(Data about app and page elements)
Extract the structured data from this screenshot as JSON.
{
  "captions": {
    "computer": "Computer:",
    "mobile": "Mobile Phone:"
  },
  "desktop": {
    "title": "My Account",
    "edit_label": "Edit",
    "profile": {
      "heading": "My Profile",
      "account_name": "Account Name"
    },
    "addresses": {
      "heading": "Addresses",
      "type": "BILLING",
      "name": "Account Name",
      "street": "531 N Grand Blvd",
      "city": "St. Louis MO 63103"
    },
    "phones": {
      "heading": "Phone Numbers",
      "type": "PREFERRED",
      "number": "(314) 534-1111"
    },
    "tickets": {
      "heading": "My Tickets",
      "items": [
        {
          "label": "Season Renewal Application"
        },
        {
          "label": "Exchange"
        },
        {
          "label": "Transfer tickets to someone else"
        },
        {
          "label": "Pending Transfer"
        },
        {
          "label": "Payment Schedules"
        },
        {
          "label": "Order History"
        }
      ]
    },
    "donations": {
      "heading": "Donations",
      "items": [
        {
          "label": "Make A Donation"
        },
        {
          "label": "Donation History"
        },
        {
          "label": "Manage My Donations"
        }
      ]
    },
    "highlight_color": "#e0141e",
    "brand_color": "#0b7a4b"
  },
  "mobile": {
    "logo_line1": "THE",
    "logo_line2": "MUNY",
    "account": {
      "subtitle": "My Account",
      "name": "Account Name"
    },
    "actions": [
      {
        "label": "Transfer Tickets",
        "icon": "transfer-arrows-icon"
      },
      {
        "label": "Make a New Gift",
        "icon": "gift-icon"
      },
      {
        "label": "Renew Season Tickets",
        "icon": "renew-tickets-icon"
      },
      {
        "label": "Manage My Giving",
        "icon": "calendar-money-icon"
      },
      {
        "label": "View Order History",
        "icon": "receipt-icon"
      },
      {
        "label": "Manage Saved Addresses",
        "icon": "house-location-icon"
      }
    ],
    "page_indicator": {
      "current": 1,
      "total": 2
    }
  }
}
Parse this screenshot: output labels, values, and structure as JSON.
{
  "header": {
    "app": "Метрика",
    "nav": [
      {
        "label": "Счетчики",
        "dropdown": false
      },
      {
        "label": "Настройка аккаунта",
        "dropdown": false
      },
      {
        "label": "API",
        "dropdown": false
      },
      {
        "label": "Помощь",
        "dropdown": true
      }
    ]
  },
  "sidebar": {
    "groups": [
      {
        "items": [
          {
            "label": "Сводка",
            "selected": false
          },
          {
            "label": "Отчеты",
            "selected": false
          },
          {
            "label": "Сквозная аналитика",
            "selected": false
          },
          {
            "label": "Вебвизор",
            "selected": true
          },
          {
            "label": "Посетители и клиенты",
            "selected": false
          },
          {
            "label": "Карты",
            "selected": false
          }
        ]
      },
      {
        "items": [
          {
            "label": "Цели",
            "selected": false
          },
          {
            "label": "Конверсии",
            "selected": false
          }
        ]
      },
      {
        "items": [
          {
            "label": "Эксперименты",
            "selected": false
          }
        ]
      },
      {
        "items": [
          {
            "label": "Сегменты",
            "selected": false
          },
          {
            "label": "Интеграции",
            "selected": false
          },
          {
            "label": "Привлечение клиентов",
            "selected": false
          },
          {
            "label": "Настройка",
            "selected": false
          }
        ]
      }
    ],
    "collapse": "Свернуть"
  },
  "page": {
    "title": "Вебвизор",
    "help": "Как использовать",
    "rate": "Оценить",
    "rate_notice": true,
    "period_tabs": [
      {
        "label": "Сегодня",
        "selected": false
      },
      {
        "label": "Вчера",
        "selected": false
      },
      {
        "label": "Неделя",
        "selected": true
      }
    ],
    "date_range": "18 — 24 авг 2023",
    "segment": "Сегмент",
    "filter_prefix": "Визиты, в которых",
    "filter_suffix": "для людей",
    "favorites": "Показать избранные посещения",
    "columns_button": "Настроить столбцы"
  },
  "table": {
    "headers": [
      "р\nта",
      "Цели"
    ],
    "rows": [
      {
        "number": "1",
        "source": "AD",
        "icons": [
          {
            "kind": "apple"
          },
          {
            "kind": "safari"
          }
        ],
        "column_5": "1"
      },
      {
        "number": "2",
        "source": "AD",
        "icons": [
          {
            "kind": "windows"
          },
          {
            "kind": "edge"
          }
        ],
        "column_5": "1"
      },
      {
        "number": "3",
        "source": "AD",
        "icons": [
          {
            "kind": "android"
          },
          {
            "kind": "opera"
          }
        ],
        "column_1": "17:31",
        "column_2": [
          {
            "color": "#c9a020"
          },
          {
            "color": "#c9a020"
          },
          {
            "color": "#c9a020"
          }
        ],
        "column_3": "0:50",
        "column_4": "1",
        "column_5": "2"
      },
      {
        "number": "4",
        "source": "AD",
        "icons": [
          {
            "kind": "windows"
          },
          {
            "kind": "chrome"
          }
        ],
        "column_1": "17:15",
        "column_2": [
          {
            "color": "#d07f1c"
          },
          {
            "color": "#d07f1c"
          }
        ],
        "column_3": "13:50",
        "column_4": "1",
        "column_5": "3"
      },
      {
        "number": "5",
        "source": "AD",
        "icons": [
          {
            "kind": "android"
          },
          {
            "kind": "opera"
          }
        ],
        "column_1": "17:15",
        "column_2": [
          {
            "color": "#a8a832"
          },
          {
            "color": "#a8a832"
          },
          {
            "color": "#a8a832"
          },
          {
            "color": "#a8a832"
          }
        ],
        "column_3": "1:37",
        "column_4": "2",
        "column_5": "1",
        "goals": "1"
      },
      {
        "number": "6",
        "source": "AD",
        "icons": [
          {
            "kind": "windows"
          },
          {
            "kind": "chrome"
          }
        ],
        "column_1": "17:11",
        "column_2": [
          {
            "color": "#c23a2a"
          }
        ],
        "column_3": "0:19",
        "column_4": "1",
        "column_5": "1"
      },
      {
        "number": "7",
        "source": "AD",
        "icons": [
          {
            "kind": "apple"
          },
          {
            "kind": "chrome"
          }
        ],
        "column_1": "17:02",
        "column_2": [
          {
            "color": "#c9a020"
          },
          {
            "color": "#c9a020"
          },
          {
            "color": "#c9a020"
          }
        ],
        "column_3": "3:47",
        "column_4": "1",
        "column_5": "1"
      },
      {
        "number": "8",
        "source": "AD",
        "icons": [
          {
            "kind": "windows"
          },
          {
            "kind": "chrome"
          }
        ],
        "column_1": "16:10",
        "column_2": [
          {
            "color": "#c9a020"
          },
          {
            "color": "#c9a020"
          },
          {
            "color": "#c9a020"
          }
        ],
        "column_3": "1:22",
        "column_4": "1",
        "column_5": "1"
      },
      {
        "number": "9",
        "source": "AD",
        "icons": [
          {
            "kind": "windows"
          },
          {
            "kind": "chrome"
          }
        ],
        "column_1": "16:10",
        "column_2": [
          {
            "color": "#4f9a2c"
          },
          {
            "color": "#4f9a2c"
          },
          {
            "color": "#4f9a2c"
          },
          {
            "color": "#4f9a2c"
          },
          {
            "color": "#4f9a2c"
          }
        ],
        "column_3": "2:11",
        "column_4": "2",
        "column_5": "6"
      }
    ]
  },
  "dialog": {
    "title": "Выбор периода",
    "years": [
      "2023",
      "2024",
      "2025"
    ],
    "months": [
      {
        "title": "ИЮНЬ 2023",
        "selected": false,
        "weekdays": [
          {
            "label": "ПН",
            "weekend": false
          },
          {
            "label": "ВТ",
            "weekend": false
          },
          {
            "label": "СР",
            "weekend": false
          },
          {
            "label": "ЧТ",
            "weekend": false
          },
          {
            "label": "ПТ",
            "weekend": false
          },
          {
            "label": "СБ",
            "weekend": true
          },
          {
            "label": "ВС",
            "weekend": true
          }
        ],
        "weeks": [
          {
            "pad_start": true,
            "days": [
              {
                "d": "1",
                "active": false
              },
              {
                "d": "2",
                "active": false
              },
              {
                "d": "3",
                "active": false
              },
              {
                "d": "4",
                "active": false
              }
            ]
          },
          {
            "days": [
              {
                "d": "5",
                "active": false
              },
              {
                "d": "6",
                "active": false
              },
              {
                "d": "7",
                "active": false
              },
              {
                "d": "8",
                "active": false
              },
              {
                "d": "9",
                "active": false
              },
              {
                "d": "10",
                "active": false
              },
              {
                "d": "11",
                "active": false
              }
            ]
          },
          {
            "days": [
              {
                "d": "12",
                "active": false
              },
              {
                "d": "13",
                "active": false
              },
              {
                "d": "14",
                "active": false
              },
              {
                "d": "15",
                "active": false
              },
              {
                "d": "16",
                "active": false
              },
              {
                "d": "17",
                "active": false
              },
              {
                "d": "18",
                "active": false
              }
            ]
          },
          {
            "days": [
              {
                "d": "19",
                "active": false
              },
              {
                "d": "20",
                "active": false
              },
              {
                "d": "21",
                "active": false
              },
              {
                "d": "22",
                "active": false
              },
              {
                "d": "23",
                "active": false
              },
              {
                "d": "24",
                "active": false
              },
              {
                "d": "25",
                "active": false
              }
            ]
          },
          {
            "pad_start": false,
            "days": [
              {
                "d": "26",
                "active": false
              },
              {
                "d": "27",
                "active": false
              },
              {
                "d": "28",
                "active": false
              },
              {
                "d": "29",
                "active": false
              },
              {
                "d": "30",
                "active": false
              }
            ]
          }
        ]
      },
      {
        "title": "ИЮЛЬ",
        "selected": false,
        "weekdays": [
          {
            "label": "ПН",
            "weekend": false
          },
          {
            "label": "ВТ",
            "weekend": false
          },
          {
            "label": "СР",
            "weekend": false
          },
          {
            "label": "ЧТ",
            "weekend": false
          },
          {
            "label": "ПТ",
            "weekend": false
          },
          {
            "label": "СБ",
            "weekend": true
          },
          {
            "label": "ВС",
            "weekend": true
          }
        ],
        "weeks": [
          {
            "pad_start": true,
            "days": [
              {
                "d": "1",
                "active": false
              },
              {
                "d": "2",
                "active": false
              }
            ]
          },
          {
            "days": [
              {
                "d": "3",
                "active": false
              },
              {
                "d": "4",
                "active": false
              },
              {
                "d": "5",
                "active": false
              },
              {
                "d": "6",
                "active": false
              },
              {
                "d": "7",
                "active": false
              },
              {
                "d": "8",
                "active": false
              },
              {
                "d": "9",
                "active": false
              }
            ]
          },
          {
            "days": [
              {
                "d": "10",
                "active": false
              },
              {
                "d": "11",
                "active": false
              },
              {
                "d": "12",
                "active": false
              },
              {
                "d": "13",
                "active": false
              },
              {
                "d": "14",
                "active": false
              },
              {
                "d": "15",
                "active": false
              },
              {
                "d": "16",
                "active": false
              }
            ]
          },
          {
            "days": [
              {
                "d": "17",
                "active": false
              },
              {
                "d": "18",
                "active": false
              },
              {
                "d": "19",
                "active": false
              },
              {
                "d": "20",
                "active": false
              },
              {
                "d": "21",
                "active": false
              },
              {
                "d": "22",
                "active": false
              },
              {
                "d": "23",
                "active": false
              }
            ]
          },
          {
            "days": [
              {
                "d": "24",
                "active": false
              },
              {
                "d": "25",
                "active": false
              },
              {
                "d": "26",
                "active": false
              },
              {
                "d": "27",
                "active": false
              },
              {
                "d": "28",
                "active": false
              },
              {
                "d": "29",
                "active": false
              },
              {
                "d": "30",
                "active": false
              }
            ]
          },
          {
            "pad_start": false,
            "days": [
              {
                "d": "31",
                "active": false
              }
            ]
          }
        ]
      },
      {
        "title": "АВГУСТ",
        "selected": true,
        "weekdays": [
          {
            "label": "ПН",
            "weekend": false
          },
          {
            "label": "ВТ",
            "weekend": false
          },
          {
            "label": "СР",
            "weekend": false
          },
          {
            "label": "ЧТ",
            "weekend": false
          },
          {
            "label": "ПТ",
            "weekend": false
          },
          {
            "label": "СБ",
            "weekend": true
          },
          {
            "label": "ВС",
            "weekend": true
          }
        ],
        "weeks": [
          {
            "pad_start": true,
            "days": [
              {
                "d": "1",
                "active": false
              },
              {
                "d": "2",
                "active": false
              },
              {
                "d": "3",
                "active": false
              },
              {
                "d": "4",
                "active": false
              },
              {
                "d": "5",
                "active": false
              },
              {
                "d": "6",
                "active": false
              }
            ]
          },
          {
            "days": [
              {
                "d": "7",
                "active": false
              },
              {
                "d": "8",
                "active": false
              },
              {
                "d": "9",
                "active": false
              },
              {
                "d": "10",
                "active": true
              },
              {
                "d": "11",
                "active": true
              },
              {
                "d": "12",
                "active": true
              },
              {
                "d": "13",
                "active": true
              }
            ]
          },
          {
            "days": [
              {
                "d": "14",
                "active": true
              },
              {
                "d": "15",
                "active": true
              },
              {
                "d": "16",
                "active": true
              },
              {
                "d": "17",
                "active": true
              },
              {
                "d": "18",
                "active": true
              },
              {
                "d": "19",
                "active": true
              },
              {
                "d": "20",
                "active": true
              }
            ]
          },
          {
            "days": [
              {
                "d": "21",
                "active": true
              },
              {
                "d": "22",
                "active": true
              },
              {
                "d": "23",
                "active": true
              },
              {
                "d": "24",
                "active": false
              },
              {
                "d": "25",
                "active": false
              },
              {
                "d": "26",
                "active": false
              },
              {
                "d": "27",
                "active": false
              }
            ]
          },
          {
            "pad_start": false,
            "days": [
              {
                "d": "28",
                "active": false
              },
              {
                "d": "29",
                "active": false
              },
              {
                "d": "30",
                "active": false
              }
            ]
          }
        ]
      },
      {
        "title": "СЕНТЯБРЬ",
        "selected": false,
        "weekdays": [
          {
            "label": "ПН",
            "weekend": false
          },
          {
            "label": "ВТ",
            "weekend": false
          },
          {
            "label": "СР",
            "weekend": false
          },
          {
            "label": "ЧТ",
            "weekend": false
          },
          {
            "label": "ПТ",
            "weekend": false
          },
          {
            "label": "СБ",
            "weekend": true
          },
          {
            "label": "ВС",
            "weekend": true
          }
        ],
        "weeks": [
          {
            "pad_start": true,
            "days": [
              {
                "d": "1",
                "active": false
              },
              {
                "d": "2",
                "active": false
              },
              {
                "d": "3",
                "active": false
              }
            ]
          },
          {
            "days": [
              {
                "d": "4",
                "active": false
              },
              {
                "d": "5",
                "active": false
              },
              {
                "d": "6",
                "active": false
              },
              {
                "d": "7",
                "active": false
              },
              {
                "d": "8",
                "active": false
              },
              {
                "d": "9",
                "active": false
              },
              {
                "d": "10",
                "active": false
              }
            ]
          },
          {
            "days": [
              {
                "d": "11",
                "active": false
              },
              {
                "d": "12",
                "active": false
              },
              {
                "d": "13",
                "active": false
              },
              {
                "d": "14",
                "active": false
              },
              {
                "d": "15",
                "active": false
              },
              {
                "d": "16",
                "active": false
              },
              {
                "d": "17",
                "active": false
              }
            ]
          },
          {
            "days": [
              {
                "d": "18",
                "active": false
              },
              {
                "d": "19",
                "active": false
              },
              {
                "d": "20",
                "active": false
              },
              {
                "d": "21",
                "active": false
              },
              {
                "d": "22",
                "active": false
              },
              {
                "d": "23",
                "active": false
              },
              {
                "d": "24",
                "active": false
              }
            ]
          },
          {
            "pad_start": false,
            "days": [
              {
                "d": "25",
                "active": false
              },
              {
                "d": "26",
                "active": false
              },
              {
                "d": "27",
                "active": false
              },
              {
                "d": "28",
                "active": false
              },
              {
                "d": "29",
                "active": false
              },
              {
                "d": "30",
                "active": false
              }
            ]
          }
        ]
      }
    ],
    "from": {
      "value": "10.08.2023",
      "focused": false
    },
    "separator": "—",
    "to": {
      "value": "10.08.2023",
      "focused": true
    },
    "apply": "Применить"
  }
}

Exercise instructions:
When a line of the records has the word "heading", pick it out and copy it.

Solved problem:
      "heading": "My Profile",
      "heading": "Addresses",
      "heading": "Phone Numbers",
      "heading": "My Tickets",
      "heading": "Donations",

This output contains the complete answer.